One of my brothers is a doctor, Trevor Paris, and he is quite busy with his practice and a mission he helps run in Haiti. Trevor came for a quick visit over the New Year’s weekend and brought a batch of old photographs. The photographs had been stored, and he thought it was time to go through them. Some are very old and very interesting. Among them was a real treasure.
In 1861, Abraham Lincoln, the 16th president of the United States, was sworn in. Confederate Gen. Pierre Beauregard opened fire on Fort Sumter in Charleston. The Civil War began and lasted for four horrible years. Whale oil was the primary source of fuel for lamps. Oil refining began in Pennsylvania, which was a blessing for the whales. Telegraphy was established between the East and West coasts and thus ended the Pony Express. The hand-cranked Gatling gun was invented, and my maternal grandfather was born.
My grandfather was a surgeon and a doctor serving in the Navy. He had an amazing life, having traveled all over the world. He served in the Boer War, the Boxer Rebellion, the Siege of Peking and at various ports during the Spanish American War. He was 60 years old when my mother was born. His first wife had died, and he then met my grandmother, who became his wife.
The treasure that was in the batch of pictures was my grandfather’s 1919 passport. At the time, he and my grandmother were living in Haiti, where he was stationed. The passport contains a picture of my grandfather in his uniform, and the photo is in remarkable condition. Even though there is a very clear image of him, a complete description is written of how he looked — large nose, medium forehead, fair complexion, round chin, large mouth, blue eyes, glasses and an oval face. There are lots of stamps and inscriptions in French by the Haitian government. It is a wonderful keepsake.
As for the very old pictures, some look very Victorian. Since no names are written on the backs, we’ll never know who they were. I guess this happens to many of us when we look at family photographs of long ago.
Rats lay siege to Paris
When the Eiffel Tower comes to mind, we think of romance, champagne and black berets worn jauntily on one’s head.

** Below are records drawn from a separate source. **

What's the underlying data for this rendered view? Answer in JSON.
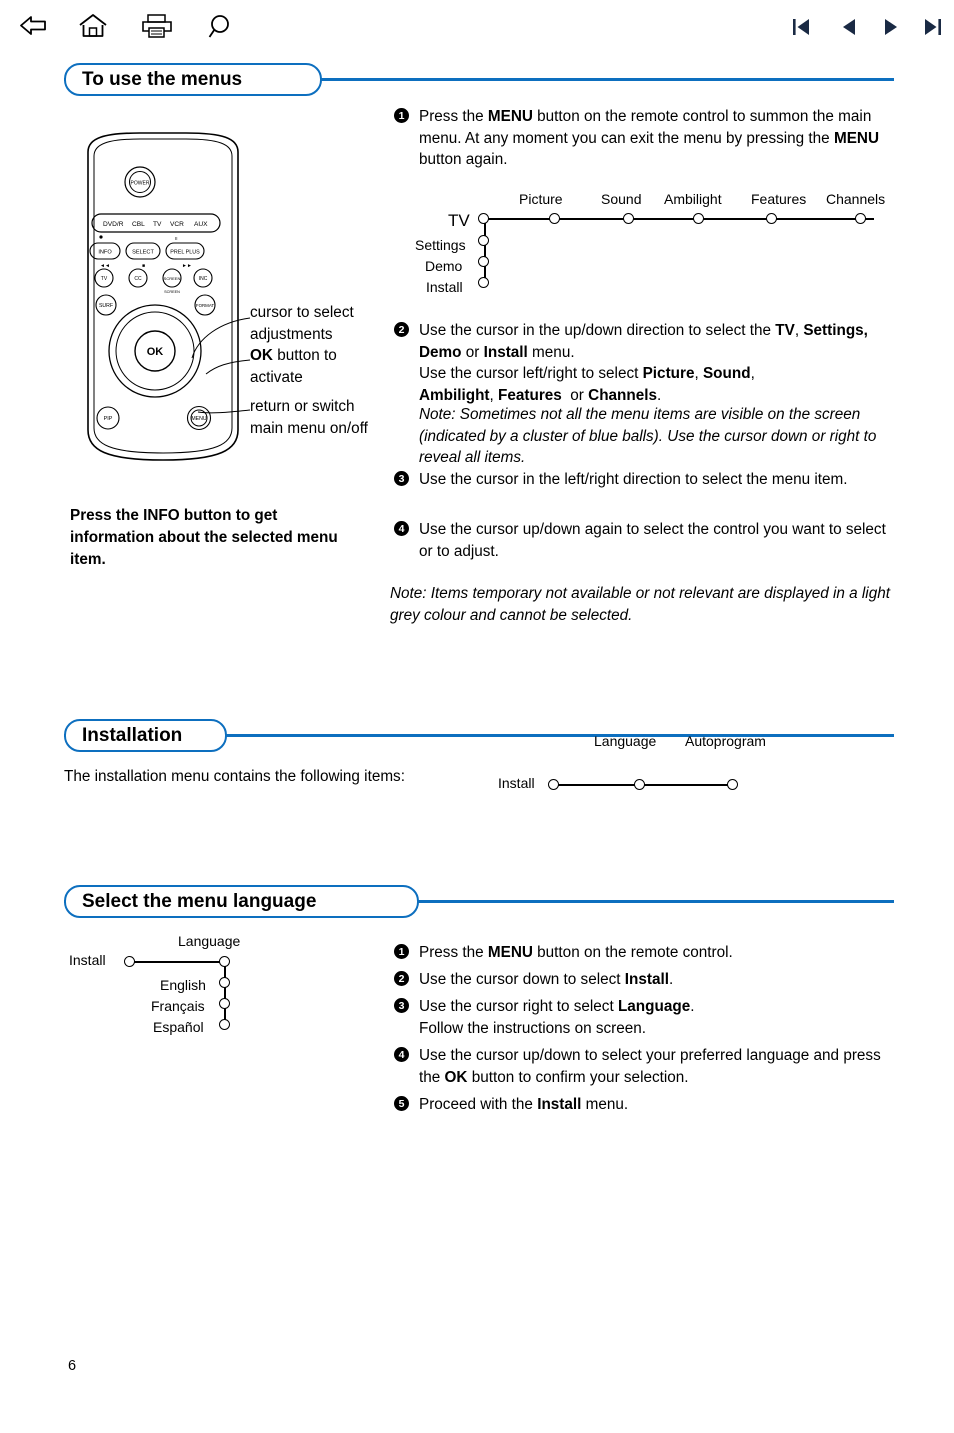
{
  "toolbar": {
    "icons": [
      {
        "name": "back-arrow-icon",
        "glyph": "back"
      },
      {
        "name": "home-icon",
        "glyph": "home"
      },
      {
        "name": "print-icon",
        "glyph": "print"
      },
      {
        "name": "search-icon",
        "glyph": "search"
      },
      {
        "name": "first-page-icon",
        "glyph": "first"
      },
      {
        "name": "previous-page-icon",
        "glyph": "prev"
      },
      {
        "name": "next-page-icon",
        "glyph": "next"
      },
      {
        "name": "last-page-icon",
        "glyph": "last"
      }
    ]
  },
  "accent_color": "#0d6fbf",
  "sections": {
    "menus": {
      "title": "To use the menus",
      "steps": [
        {
          "num": "1",
          "parts": [
            {
              "t": "Press the ",
              "s": "n"
            },
            {
              "t": "MENU",
              "s": "b"
            },
            {
              "t": " button on the remote control to summon the main menu. At any moment you can exit the menu by pressing the ",
              "s": "n"
            },
            {
              "t": "MENU",
              "s": "b"
            },
            {
              "t": " button again.",
              "s": "n"
            }
          ]
        },
        {
          "num": "2",
          "parts": [
            {
              "t": "Use the cursor in the up/down direction to select the ",
              "s": "n"
            },
            {
              "t": "TV",
              "s": "b"
            },
            {
              "t": ", ",
              "s": "n"
            },
            {
              "t": "Settings, Demo",
              "s": "b"
            },
            {
              "t": " or ",
              "s": "n"
            },
            {
              "t": "Install",
              "s": "b"
            },
            {
              "t": " menu.",
              "s": "n"
            }
          ]
        },
        {
          "num": "3",
          "parts": [
            {
              "t": "Use the cursor in the left/right direction to select the menu item.",
              "s": "n"
            }
          ]
        },
        {
          "num": "4",
          "parts": [
            {
              "t": "Use the cursor up/down again to select the control you want to select or to adjust.",
              "s": "n"
            }
          ]
        }
      ],
      "step2_extra_line1": [
        {
          "t": "Use the cursor left/right to select ",
          "s": "n"
        },
        {
          "t": "Picture",
          "s": "b"
        },
        {
          "t": ", ",
          "s": "n"
        },
        {
          "t": "Sound",
          "s": "b"
        },
        {
          "t": ",",
          "s": "n"
        }
      ],
      "step2_extra_line2": [
        {
          "t": "Ambilight",
          "s": "b"
        },
        {
          "t": ", ",
          "s": "n"
        },
        {
          "t": "Features",
          "s": "b"
        },
        {
          "t": "  or ",
          "s": "n"
        },
        {
          "t": "Channels",
          "s": "b"
        },
        {
          "t": ".",
          "s": "n"
        }
      ],
      "note_cluster": "Note: Sometimes not all the menu items are visible on the screen (indicated by a cluster of blue balls). Use the cursor down or right to reveal all items.",
      "note_grey": "Note: Items temporary not available or not relevant are displayed in a light grey colour and cannot be selected.",
      "tree": {
        "row_labels": [
          "TV",
          "Settings",
          "Demo",
          "Install"
        ],
        "col_labels": [
          "Picture",
          "Sound",
          "Ambilight",
          "Features",
          "Channels"
        ]
      },
      "callouts": [
        {
          "line1": "cursor to select",
          "line2": "adjustments"
        },
        {
          "line1_bold": "OK",
          "line1_rest": " button to",
          "line2": "activate"
        },
        {
          "line1": "return or switch",
          "line2": "main menu on/off"
        }
      ],
      "info_note": "Press the INFO button to get information about the selected menu item."
    },
    "installation": {
      "title": "Installation",
      "intro": "The installation menu contains the following items:",
      "tree": {
        "row_label": "Install",
        "col_labels": [
          "Language",
          "Autoprogram"
        ]
      }
    },
    "language": {
      "title": "Select the menu language",
      "tree": {
        "row_label": "Install",
        "top_label": "Language",
        "items": [
          "English",
          "Français",
          "Español"
        ]
      },
      "steps": [
        {
          "num": "1",
          "parts": [
            {
              "t": "Press the ",
              "s": "n"
            },
            {
              "t": "MENU",
              "s": "b"
            },
            {
              "t": " button on the remote control.",
              "s": "n"
            }
          ]
        },
        {
          "num": "2",
          "parts": [
            {
              "t": "Use the cursor down to select ",
              "s": "n"
            },
            {
              "t": "Install",
              "s": "b"
            },
            {
              "t": ".",
              "s": "n"
            }
          ]
        },
        {
          "num": "3",
          "parts": [
            {
              "t": "Use the cursor right to select ",
              "s": "n"
            },
            {
              "t": "Language",
              "s": "b"
            },
            {
              "t": ".",
              "s": "n"
            },
            {
              "t": "\nFollow the instructions on screen.",
              "s": "n"
            }
          ]
        },
        {
          "num": "4",
          "parts": [
            {
              "t": "Use the cursor up/down to select your preferred language and press the ",
              "s": "n"
            },
            {
              "t": "OK",
              "s": "b"
            },
            {
              "t": " button to confirm your selection.",
              "s": "n"
            }
          ]
        },
        {
          "num": "5",
          "parts": [
            {
              "t": "Proceed with the ",
              "s": "n"
            },
            {
              "t": "Install",
              "s": "b"
            },
            {
              "t": " menu.",
              "s": "n"
            }
          ]
        }
      ]
    }
  },
  "remote": {
    "power_label": "POWER",
    "source_row": [
      "DVD/R",
      "CBL",
      "TV",
      "VCR",
      "AUX"
    ],
    "row2": [
      "INFO",
      "SELECT",
      "PREL PLUS"
    ],
    "row3": [
      "◄◄",
      "■",
      "►►"
    ],
    "row4": [
      "TV",
      "CC",
      "SCREEN FORMAT",
      "INC"
    ],
    "row5": [
      "SURF",
      "FORMAT"
    ],
    "ok_label": "OK",
    "bottom_row": [
      "PIP",
      "MENU"
    ]
  },
  "page_number": "6"
}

At this very moment, nine parks and green spaces in Paris have been closed because of rats. Rats have produced a crisis there and are running rampant. These are not the same species of rats that carried the bubonic plague that centuries earlier killed 100,000 Parisians.
The natural habitat for these creatures is underground in the sewers, and rats were once controlled by poison placed there. New rules put into place forbid poison in the sewers because it eventually ends up in the rivers and then the water supply. Now poison is placed around the parks in little capsules, but that does not seem to be working. It seems rats are very clever and, like most food conscious Parisians, prefer leftover baguettes and imported cheeses dropped by passersby. So be careful if you are planning a trip to the Louvre anytime soon. And watch your step.
Meet history face-to-face
The Coastal Heritage Society’s 2017 Night at the Museum will be held Jan. 21 at Savannah History Museum.
The museum is at 303 Martin Luther King Jr. Boulevard in historic Savannah. Visitors will interact with characters from the museum’s exhibits — actors portraying Juliette Gordon Low, Johnny Mercer and Forrest Gump — among others. There are three performances.
Tickets are $12 per person. You must make reservations and may do so at bit.ly/NATM2017
The buzz about bees
I found a very cute quote I want to share.
A beekeeper was being interviewed for an article about his beekeeping prowess, harvesting honey and about bees in general. He grew a little weary at the end of the interview and proclaimed, “The bees aren’t making honey for us; they are making it for themselves.”
They are always busy at their task, and for us honey lovers, I am very grateful.
Babbie Guscio is the social columnist for The Bluffton Packet. She can be reached at The Store on Calhoun Street or at firstname.lastname@example.org.